It is a tedious hallmark of reviews that they berate the writer for not having included something else. I nevertheless cannot help but wonder at the exclusion of discussions by composers such as Alexander Zemlinsky – Jewish, spurned by Alma – and Arnold Schoenberg, and musicologists such as Guido Adler and Heinrich Schenker. Stefan Zweig is dismissed (naïvely?): ‘it must be said, … a rather naïve and self-centred man’. Such figures would, despite their exceptionalism, have something to say about prejudices of ‘mere’ critics and reasons for hostility extending beyond or illuminating anti-Semitism.

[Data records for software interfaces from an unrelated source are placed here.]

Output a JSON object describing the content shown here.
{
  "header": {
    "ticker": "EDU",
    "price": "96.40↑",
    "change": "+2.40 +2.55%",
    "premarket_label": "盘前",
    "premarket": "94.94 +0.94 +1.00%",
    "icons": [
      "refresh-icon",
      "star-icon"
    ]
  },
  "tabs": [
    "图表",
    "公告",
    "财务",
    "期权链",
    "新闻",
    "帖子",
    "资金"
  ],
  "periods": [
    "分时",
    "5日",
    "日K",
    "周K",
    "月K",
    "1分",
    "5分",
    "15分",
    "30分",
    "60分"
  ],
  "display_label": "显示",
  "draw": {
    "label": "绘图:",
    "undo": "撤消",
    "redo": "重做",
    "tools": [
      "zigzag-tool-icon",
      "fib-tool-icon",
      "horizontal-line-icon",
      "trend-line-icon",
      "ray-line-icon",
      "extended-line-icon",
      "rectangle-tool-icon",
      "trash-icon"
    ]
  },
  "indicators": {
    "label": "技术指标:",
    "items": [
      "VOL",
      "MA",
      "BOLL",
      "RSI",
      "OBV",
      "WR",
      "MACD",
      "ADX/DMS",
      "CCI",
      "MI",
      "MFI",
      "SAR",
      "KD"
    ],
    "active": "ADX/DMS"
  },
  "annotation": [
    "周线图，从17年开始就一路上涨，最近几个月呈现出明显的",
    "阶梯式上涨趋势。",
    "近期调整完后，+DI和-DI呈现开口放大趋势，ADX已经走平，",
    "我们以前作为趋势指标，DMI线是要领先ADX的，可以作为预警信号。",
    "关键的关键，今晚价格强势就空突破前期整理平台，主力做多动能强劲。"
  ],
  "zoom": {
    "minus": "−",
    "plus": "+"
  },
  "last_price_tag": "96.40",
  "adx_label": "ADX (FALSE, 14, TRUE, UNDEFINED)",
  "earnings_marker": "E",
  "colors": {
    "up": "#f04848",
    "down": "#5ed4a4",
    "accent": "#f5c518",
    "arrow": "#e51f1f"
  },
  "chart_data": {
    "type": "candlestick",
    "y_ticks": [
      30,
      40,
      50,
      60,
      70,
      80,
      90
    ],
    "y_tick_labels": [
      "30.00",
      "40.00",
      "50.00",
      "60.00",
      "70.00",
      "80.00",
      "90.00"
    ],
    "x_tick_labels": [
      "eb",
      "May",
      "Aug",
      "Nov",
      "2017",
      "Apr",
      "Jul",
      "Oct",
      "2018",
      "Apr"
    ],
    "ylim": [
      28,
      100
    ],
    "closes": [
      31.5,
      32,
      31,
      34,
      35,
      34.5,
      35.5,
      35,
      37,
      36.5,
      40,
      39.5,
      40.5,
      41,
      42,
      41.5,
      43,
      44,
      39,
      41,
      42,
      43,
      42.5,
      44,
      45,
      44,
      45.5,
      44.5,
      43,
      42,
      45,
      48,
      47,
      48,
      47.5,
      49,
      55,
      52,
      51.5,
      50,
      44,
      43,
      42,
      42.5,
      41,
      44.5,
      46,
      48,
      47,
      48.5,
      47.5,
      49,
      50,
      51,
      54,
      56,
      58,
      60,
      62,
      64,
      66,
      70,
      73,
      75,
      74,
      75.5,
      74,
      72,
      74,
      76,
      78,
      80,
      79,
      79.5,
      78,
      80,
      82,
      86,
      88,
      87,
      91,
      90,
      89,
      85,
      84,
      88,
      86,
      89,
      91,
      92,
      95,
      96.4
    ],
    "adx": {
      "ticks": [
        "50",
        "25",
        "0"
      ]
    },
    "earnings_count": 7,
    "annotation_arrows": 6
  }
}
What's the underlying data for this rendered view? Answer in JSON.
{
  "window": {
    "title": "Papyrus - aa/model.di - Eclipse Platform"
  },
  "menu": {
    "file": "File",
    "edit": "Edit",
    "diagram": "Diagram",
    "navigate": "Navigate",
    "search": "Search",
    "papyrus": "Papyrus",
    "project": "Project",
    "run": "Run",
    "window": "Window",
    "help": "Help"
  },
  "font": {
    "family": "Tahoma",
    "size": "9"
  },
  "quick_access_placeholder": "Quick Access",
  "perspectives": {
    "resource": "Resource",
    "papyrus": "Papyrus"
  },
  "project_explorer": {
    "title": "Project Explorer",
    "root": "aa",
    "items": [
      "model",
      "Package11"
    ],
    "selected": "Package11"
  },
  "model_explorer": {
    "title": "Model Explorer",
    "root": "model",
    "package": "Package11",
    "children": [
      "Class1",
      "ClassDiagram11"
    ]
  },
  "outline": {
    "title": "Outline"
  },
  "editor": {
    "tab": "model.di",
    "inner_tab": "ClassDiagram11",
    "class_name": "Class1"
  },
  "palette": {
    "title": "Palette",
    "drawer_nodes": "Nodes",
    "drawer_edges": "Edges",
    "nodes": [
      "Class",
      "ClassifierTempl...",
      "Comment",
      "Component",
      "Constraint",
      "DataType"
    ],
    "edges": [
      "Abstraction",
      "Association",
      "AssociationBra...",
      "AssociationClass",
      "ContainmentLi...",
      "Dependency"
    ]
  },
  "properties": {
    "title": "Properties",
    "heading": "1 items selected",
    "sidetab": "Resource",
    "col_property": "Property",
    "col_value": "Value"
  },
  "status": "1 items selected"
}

Mahler’s time having come – he predicted to Alma that it would, when Strauss’s had ended – might even signal acceptance, indeed approbation, of ‘Jewish’ aspects to his music. Alternatively, even if they exist, that may have little connection to his present esteem. Our view may depend upon preference for Bernstein’s Mahler as agent of personal redemption or Pierre Boulez’s Mahler as modernist godfather. We should not, however, decide upon the outcome before conducting the investigation.